How many times do you get a solution that doesn’t address the actual problem? Today we’re talking about a series of situations where communication has broken down. A skilled facilitator can get you a good solution that solves the underlying problem.
Diversity Training Doesn’t Work – Peter Bregman – Harvard Business Review. The article suggests that communications training is a better idea, which is really what the skills are. Note that the article comments reflect the divisive nature of the conversation. The symptom is that there is legal action because someone “felt misunderstood, mistreated, or disrespected”.
Last fall, the people who attended Connecting Coffee talked about how some of their volunteers didn’t understand how poverty manifests in the families the volunteers are trying to help. What does that mean? It means a lawyer doesn’t understand why his pro bono client’s phone is working one day and turned off the next. It means an unemployed woman gets 10 suits from an office of caring people, but what she really needs are tokens to get to and from interviews and daycare for her kids.

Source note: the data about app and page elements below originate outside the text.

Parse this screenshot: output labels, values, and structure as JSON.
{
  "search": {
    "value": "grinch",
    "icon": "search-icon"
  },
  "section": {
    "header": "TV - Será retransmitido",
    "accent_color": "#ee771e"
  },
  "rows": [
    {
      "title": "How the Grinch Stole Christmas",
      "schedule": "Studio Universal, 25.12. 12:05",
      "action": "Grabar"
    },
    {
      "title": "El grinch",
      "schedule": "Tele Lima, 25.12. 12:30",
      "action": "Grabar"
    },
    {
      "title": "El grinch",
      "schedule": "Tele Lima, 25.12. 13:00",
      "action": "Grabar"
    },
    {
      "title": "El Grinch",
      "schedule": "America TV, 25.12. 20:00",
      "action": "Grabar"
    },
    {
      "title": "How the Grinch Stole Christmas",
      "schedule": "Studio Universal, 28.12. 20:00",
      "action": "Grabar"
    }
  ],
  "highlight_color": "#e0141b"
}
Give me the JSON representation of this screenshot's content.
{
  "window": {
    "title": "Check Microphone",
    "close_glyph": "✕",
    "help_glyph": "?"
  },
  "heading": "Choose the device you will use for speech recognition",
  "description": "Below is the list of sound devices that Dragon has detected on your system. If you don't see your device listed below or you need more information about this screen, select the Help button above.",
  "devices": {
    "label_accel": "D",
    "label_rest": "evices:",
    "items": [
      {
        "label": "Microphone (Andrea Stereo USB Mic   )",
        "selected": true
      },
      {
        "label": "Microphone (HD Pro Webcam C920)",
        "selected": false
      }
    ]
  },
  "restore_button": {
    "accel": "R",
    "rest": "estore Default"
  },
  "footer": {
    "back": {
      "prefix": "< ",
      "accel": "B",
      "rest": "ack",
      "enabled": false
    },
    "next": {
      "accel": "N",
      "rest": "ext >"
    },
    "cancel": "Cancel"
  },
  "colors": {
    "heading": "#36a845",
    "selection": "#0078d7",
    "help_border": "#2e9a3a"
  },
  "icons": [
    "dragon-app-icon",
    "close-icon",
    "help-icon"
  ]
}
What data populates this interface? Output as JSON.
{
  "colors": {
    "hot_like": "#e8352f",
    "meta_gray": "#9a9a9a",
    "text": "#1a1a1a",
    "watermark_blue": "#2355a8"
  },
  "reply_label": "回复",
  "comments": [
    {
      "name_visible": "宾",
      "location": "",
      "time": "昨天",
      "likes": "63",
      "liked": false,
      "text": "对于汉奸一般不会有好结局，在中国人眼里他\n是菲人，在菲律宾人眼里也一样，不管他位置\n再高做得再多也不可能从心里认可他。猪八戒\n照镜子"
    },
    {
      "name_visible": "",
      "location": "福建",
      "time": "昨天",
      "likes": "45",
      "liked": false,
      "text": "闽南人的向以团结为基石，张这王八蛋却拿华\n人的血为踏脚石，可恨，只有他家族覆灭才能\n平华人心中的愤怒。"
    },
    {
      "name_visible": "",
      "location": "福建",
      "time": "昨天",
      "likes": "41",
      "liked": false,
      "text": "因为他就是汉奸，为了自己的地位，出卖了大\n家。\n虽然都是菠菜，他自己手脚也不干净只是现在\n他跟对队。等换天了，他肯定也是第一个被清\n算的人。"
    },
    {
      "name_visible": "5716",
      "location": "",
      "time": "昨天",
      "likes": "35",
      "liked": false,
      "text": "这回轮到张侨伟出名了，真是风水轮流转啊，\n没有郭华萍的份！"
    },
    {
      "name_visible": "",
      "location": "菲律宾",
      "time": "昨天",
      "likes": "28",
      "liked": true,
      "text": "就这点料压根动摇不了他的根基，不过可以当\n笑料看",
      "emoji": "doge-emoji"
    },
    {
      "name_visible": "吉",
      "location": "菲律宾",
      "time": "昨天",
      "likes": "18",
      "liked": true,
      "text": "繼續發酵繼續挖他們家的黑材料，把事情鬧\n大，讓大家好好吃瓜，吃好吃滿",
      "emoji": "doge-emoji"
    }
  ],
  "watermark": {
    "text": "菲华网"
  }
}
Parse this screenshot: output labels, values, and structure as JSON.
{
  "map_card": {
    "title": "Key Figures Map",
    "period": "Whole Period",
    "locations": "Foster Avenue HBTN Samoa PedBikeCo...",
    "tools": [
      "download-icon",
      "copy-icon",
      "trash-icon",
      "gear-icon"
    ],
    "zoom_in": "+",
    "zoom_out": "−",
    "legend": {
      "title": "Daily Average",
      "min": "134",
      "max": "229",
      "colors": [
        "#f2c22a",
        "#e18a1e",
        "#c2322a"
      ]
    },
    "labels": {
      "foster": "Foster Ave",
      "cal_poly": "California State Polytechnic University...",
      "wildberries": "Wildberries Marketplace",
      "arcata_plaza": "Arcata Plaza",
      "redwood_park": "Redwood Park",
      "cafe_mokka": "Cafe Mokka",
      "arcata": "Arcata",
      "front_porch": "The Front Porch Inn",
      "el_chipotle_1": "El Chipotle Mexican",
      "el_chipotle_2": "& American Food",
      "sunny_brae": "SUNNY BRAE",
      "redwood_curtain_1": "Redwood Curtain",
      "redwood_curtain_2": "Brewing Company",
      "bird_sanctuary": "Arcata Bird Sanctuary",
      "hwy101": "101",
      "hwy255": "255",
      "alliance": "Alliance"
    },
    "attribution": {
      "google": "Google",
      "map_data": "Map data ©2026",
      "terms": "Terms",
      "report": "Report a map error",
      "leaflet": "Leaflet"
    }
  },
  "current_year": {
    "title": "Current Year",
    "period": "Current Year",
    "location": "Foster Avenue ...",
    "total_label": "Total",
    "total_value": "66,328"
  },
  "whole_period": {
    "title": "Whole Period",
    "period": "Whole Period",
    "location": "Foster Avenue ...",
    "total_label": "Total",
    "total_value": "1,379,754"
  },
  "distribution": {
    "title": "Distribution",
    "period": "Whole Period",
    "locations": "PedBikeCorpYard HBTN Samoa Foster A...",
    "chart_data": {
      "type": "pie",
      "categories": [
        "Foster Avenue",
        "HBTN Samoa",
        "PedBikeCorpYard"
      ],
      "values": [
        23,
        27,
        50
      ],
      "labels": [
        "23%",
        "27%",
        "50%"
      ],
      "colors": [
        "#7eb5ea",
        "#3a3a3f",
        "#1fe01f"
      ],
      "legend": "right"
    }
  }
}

We also call this “cultural competency”. Is it the same thing as diversity training? Well yes, sort of. The curriculum is different, but we’re trying to get people to walk in someone else’s shoes.
The other day I heard about an agency looking for sample policies that describe when staff can and cannot contact board members with complaints. Sounds to me like they need to figure out where the Executive Director is in this scenario and why the board and the staff are trying to build and burn communication paths around the Executive Director.
Just like in the Harvard Business review article, communication training can go a long way.
A facilitator will be an outsider who can look at the symptoms without emotional or reactionary response. This person will also recommend solutions for the problem — not just the symptom.